When I teach golf, I always keep Mike Furyk in mind. His son Jim,
winner of the Doral-Ryder Open, is one of the best players in the
world, although he has a highly unorthodox swing. Mike, a PGA
teaching pro, had the wisdom to leave in place what his talented
son did naturally. Too often, instructors do just the opposite.
The problem is, perfect doesn't exist. Look at Bruce Lietzke,
with whom I roomed when we attended Houston and who was tied for
the lead at Doral in the first round before finishing ninth. He
has a bad grip, takes the club way inside and loops it to the

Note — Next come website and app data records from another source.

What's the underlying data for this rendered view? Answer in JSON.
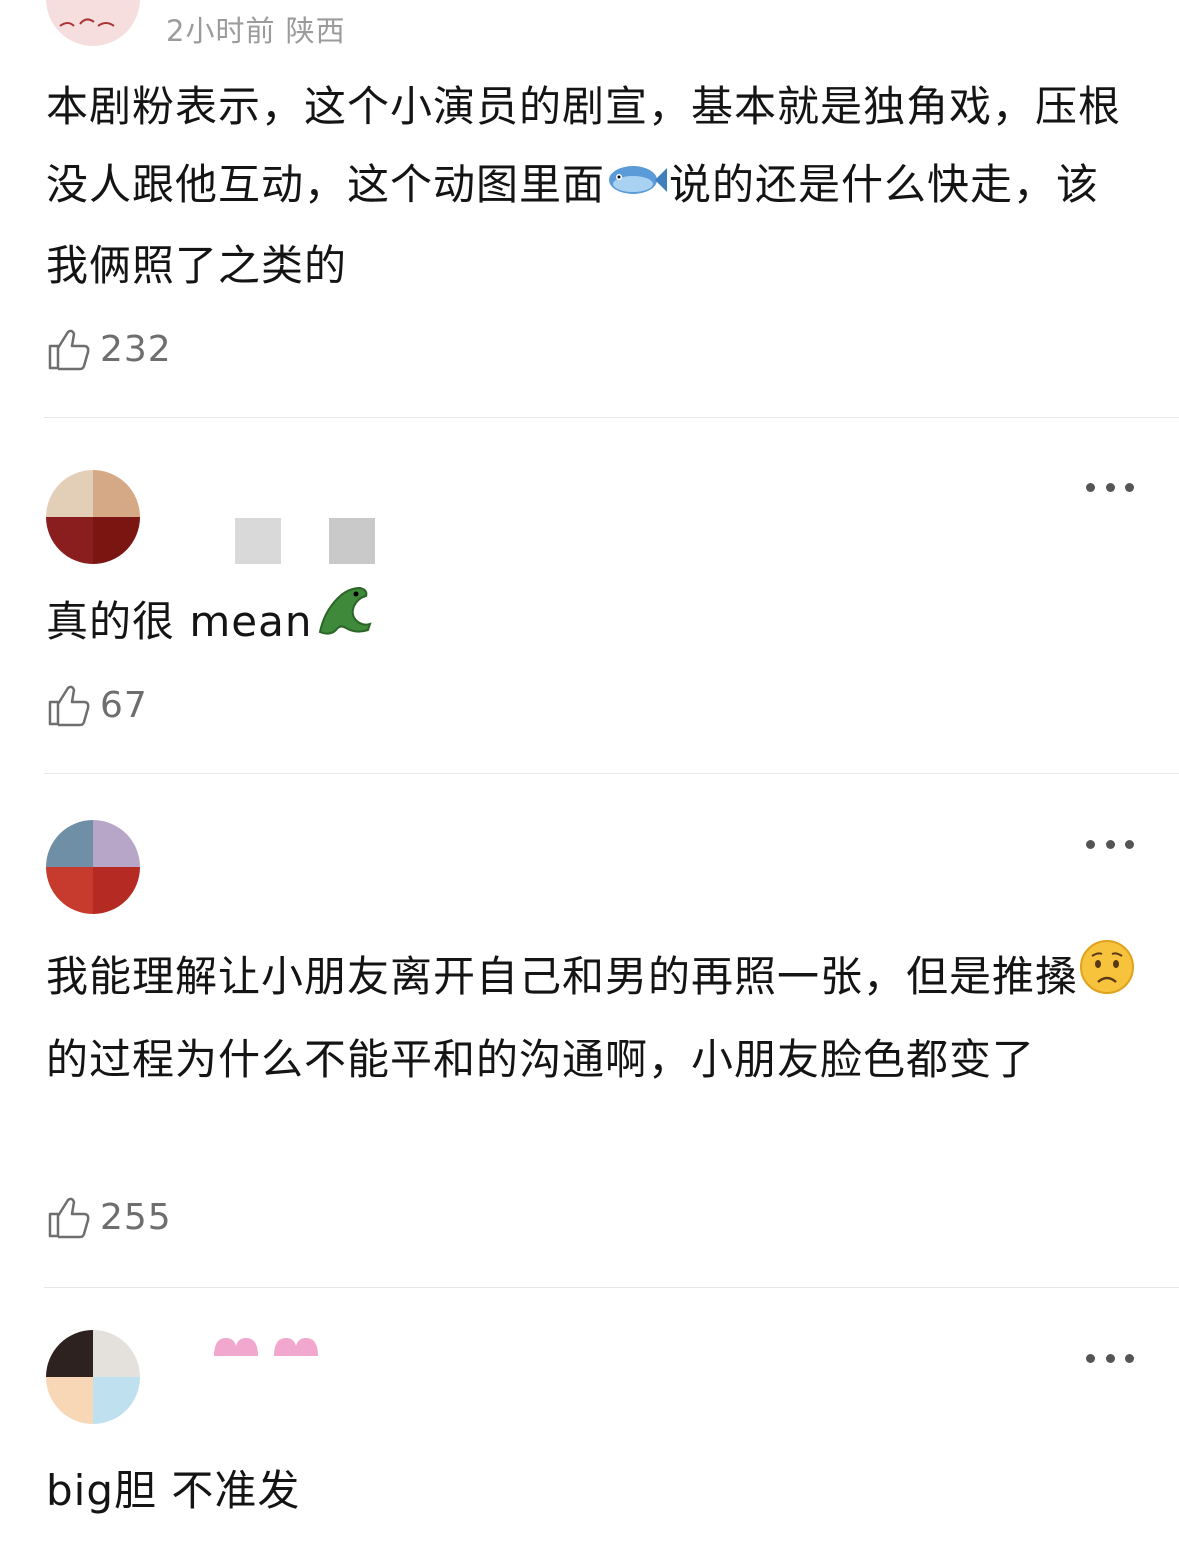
{
  "comments": [
    {
      "meta": "2小时前 陕西",
      "text": "本剧粉表示，这个小演员的剧宣，基本就是独角戏，压根没人跟他互动，这个动图里面",
      "emoji": "fish-emoji",
      "text_after": "说的还是什么快走，该我俩照了之类的",
      "likes": "232"
    },
    {
      "text": "真的很 mean",
      "emoji": "crocodile-emoji",
      "likes": "67"
    },
    {
      "text": "我能理解让小朋友离开自己和男的再照一张，但是推搡",
      "emoji": "worried-face-emoji",
      "text_after": "的过程为什么不能平和的沟通啊，小朋友脸色都变了",
      "likes": "255"
    },
    {
      "text": "big胆 不准发"
    }
  ],
  "colors": {
    "text": "#141414",
    "meta": "#9b9b9b",
    "divider": "#e6e6e6",
    "like": "#6e6e6e"
  }
}
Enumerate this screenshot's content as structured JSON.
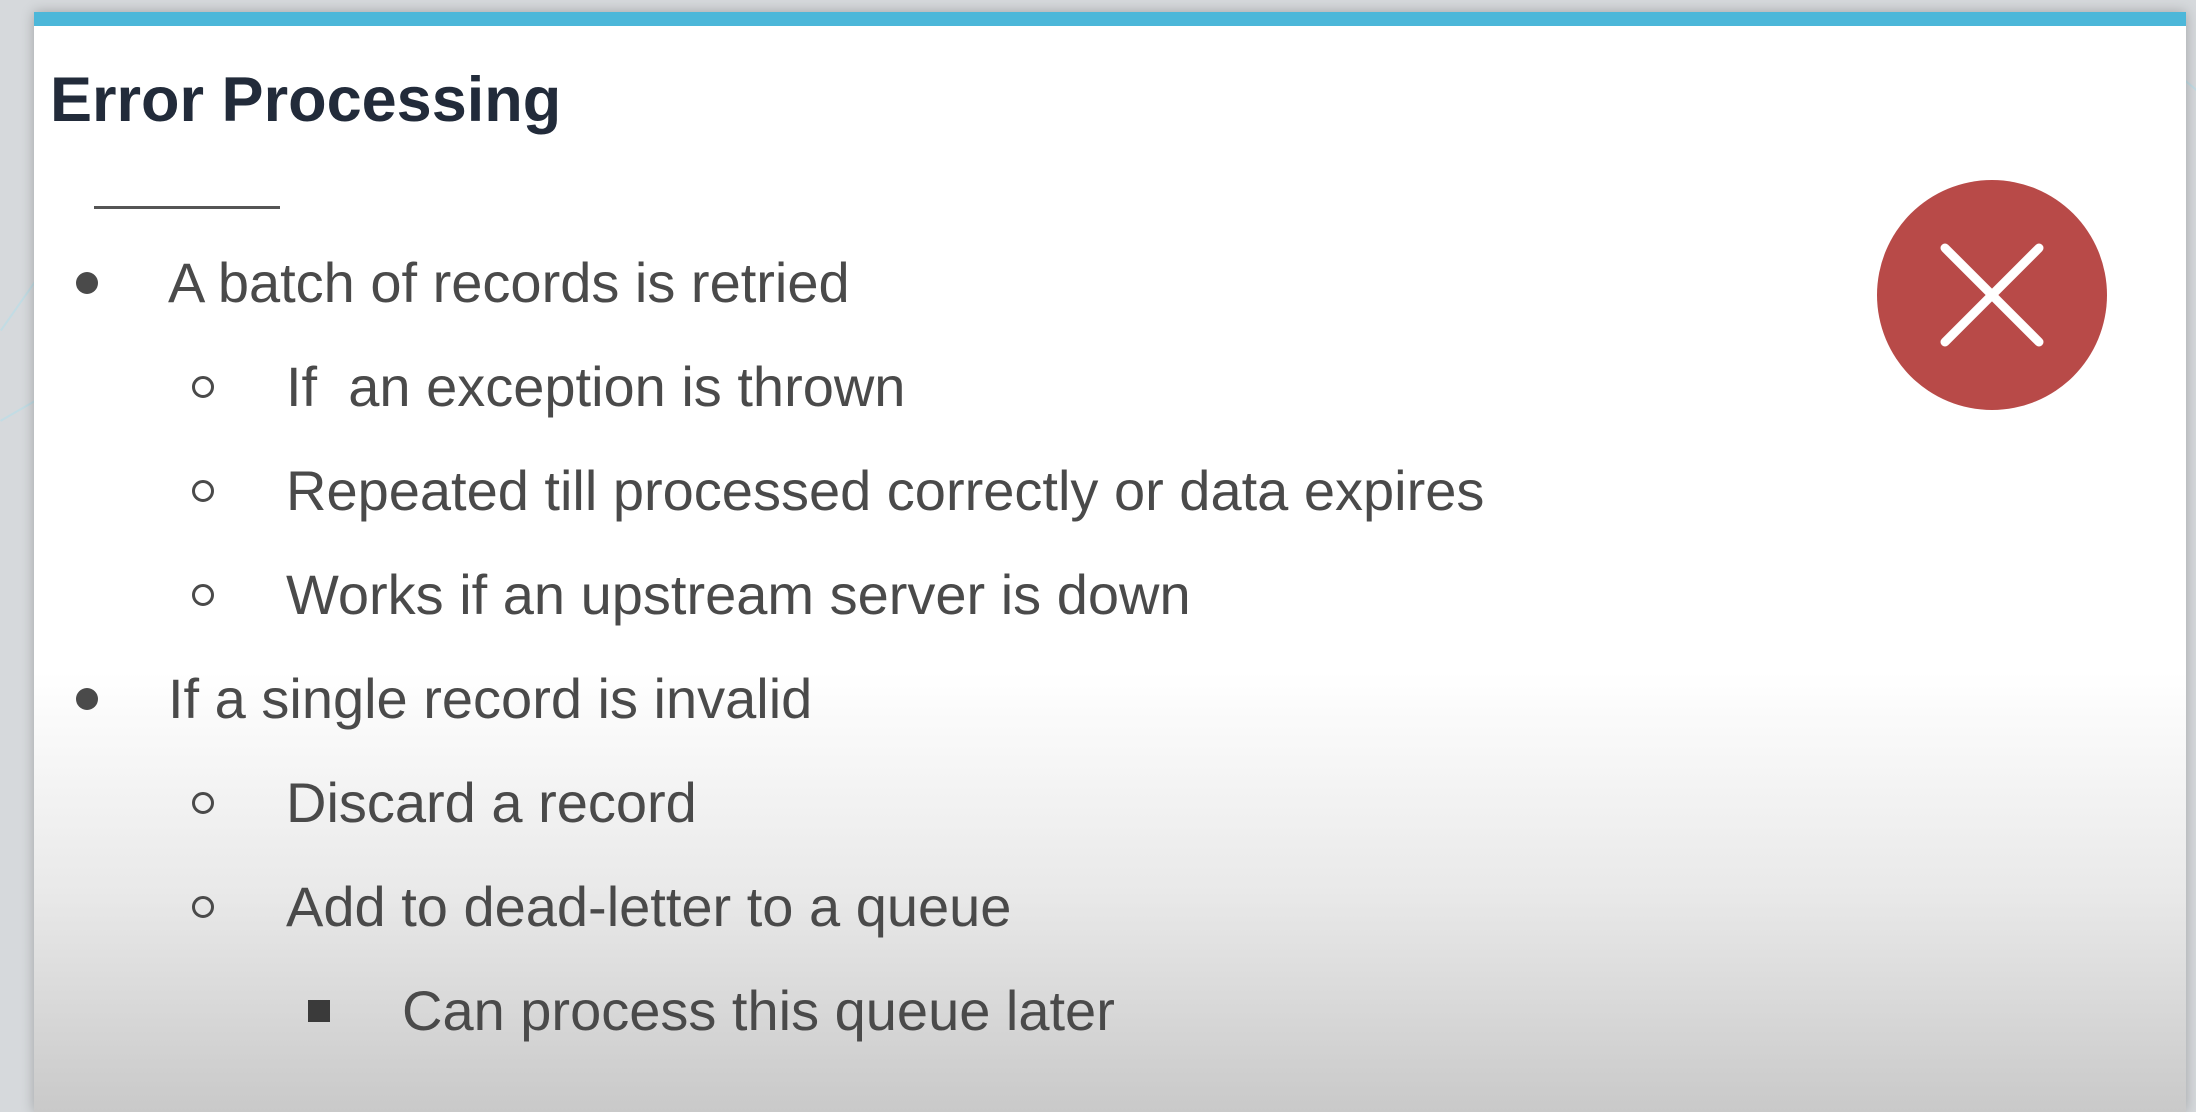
{
  "slide": {
    "title": "Error Processing",
    "colors": {
      "accent_bar": "#4cb7d9",
      "badge": "#b84a48",
      "text": "#4a4a4a",
      "title": "#222b3a"
    },
    "badge_icon": "close-x-icon",
    "bullets": [
      {
        "level": 1,
        "text": "A batch of records is retried"
      },
      {
        "level": 2,
        "text": "If  an exception is thrown"
      },
      {
        "level": 2,
        "text": "Repeated till processed correctly or data expires"
      },
      {
        "level": 2,
        "text": "Works if an upstream server is down"
      },
      {
        "level": 1,
        "text": "If a single record is invalid"
      },
      {
        "level": 2,
        "text": "Discard a record"
      },
      {
        "level": 2,
        "text": "Add to dead-letter to a queue"
      },
      {
        "level": 3,
        "text": "Can process this queue later"
      }
    ]
  }
}
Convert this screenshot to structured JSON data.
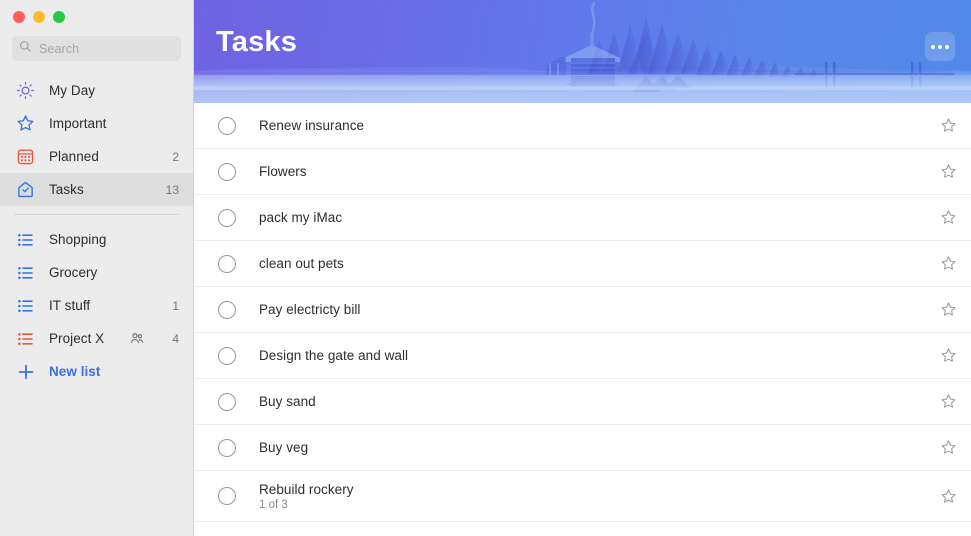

outside on his downswing. Yet no Tour player requires less
practice to retain an effective, repeatable swing. That's
because all those strange moves are natural to Bruce.
Colin Montgomerie has a hip slide on his backswing that 99% of
modern teachers would change immediately. He takes the club back
outside, way beyond parallel, and finishes as if he's holding a
sack of laundry. He has also finished first on the European
tour's money list for seven straight years.
The list of imperfect swingers includes Nancy Lopez, Jack
Nicklaus, Arnold Palmer and Lee Trevino. Even Tiger Woods, who
has made some impressive swing changes in the last two years,
won a ton of tournaments with a closed club face and a left foot
that jumped sideways through impact.
March 13, 2000
Here's the point: A player with a manufactured swing usually
lacks one vital ingredient--athleticism. I believe that because
the unique moves that are part of so many of the swings of great
players are natural, the players have faith they will hold up
under the gun. As Trevino explained to me, "Nobody owns his
swing like I own mine."
We should remember that, by definition, greatness implies
difference more than sameness. Ask Mike Furyk.
Jim McLean is the director of golf at Doral Resort and Spa.